# Thread: Need help with Trigonometric Identity questions.

1. ## Need help with Trigonometric Identity questions.

Hey, need some help with two questions (may be adding more to this thread later). I am finding these problems rather difficult, so an explanation of each step needed would be EXTREMELY HELPFUL!
1. $\displaystyle (secx - cosx)(cscx - sin x) = \frac{tanx}{1+tan^2x}$
My attempt:
LHS
= $\displaystyle (\frac{1}{cosx} - cosx)(\frac{1}{sinx} - sinx)$ *changed secx to 1/cosx, changed cscx to 1/sinx
= $\displaystyle (\frac{sin^2x + cos^2x}{cosx} - cosx)(\frac{sin^2x + cos^2x}{sinx} - sinx)$ *replaced "1" with pythagrean
This is where I am stuck as to what to do.

2. $\displaystyle sec^6x - tan^6x = 1 + 3tan^2x sec^2x$
My attempt:
LHS
= $\displaystyle (\frac{1}{cos^6x}) - (\frac{sin^6x}{cos^6x})$ *changed tanx to sinx/cosx, changed secx into 1/cosx
= $\displaystyle (\frac {sin^2x + cos^2x} {cos^6x}) - (\frac{sin^6x}{cos^6x})$ * Replaced "1" with pythagrean
Unknown what to do from here.

EDIT: Okay, I just read the rules. My apologies for all with the title involving "help" I should have been more specific. Unknown if possible to change title or not, I do not see a way right now.
What I did in the edit:
Showed my attempts and tried to explain what I was thinking for each step.

EDIT2: K, everything is in LaTeX! Took about 10 minutes extra, but WOW, looks a lot neater and easier to understand! Really glad I read the rules.

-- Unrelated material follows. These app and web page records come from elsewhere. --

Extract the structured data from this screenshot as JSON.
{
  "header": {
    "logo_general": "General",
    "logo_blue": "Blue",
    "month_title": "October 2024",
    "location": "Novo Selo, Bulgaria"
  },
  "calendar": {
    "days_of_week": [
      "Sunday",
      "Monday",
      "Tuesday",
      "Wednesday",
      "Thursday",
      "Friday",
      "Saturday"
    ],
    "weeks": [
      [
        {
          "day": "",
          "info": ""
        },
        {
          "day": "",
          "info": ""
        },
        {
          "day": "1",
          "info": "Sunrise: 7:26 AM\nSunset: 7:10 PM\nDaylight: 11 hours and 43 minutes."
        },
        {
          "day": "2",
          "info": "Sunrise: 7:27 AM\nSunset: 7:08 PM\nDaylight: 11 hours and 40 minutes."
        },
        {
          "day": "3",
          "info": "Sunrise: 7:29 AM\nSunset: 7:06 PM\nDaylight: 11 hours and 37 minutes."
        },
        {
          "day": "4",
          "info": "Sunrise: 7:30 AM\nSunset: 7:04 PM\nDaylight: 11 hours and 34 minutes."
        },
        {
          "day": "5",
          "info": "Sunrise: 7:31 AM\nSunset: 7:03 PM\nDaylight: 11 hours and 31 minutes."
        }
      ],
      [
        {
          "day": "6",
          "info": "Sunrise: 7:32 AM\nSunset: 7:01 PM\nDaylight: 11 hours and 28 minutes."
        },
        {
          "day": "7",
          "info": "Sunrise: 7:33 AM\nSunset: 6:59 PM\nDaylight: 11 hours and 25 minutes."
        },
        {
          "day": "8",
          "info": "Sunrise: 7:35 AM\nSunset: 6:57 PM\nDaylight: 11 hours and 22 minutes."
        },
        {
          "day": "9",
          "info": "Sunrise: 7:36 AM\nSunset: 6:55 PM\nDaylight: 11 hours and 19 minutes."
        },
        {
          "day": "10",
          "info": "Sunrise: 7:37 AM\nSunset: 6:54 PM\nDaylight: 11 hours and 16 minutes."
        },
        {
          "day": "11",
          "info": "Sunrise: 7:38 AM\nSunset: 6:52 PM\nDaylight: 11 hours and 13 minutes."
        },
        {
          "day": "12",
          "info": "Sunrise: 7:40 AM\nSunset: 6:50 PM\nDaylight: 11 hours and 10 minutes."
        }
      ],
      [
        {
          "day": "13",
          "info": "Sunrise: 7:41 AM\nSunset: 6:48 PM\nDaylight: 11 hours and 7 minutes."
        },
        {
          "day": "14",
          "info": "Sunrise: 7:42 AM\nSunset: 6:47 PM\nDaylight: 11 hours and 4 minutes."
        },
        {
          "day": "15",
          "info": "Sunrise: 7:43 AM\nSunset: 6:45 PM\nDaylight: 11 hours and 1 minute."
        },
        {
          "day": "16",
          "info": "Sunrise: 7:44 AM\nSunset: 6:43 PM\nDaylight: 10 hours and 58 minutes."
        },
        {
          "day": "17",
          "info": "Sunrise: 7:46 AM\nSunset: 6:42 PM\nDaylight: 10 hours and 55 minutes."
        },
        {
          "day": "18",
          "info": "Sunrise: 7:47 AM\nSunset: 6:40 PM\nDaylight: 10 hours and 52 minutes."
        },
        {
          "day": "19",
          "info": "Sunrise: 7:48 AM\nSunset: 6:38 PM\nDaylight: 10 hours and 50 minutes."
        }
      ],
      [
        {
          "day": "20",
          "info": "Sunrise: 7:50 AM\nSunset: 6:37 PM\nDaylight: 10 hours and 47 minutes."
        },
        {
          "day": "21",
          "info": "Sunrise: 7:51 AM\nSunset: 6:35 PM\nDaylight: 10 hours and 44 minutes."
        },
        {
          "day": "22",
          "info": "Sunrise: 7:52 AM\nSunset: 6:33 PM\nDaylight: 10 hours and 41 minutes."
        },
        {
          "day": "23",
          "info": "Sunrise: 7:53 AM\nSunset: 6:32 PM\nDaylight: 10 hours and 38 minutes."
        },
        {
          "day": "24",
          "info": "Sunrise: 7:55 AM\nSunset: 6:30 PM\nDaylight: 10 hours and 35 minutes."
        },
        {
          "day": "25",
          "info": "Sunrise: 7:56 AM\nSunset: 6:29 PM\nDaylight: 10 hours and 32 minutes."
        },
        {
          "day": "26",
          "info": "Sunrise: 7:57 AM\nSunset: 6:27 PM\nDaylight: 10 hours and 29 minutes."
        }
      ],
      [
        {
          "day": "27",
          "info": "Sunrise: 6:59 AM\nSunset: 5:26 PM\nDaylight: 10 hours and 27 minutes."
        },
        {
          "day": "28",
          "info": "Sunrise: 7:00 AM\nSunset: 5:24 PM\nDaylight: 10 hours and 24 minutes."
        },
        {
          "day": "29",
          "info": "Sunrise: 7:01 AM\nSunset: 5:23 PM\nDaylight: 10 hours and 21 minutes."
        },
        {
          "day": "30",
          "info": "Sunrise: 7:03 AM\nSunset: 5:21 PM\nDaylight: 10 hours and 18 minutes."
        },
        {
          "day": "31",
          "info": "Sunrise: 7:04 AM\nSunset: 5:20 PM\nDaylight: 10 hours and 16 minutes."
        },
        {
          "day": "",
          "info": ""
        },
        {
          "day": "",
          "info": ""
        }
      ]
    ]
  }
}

2. I did these through sheer brute force. You may be able to clean it up a bit.

$\displaystyle (\sec x-\cos x)(\csc x-\sin x)=\frac{\tan x}{1+\tan^2x}$
Expand the left side:

$\displaystyle (\sec x-\cos x)(\csc x-\sin x)$

$\displaystyle =\sec x\csc x-\sin x\sec x-\cos x\csc x+\sin x\cos x$

$\displaystyle =\sec x\csc x-\tan x-\cot x+\sin x\cos x$

$\displaystyle =\frac1{\sin x\cos x}+\sin x\cos x-\tan x-\cot x$

$\displaystyle =\frac{1+\sin^2x\cos^2x-\sin^2x-\cos^2x}{\sin x\cos x}$

$\displaystyle =\frac{1+\sin^2x\cos^2x-1}{\sin x\cos x}=\frac{\sin^2x\cos^2x}{\sin x\cos x}$

$\displaystyle =\sin x\cos x$

$\displaystyle =\frac{\sin x}{\sec x}=\frac{\sin x\sec x}{\sec^2x}$

and you can hopefully finish this last step.

$\displaystyle \sec^6x-\tan^6x=1+3\tan^2x\sec^2x$
$\displaystyle \sec^6x-\tan^6x$

$\displaystyle =\frac{1-\sin^6x}{\cos^6x}$

$\displaystyle =\frac{\left(1-\sin^2x\right)\!\left(1+\sin^2x+\sin^4x\right)}{\c os^6x}$

$\displaystyle =\frac{\cos^2x\left(1+\sin^2x+\sin^4x\right)}{\cos ^6x}$

$\displaystyle =\frac{1+\sin^2x+\sin^4x}{\cos^4x}$

$\displaystyle =\sec^4x+\tan^2x\sec^2x+\tan^4x$

$\displaystyle =\sec^4x+\left(\sec^2x-1\right)\sec^2x+\tan^4x$

$\displaystyle =2\sec^4x-\sec^2x+\tan^4x$

$\displaystyle =2\sec^4x-\sec^2x+\left(\sec^2x-1\right)^2$

$\displaystyle =3\sec^4x-3\sec^2x+1$

$\displaystyle =3\sec^2x\left(\sec^2x-1\right)+1$

$\displaystyle =1+3\tan^2x\sec^2x$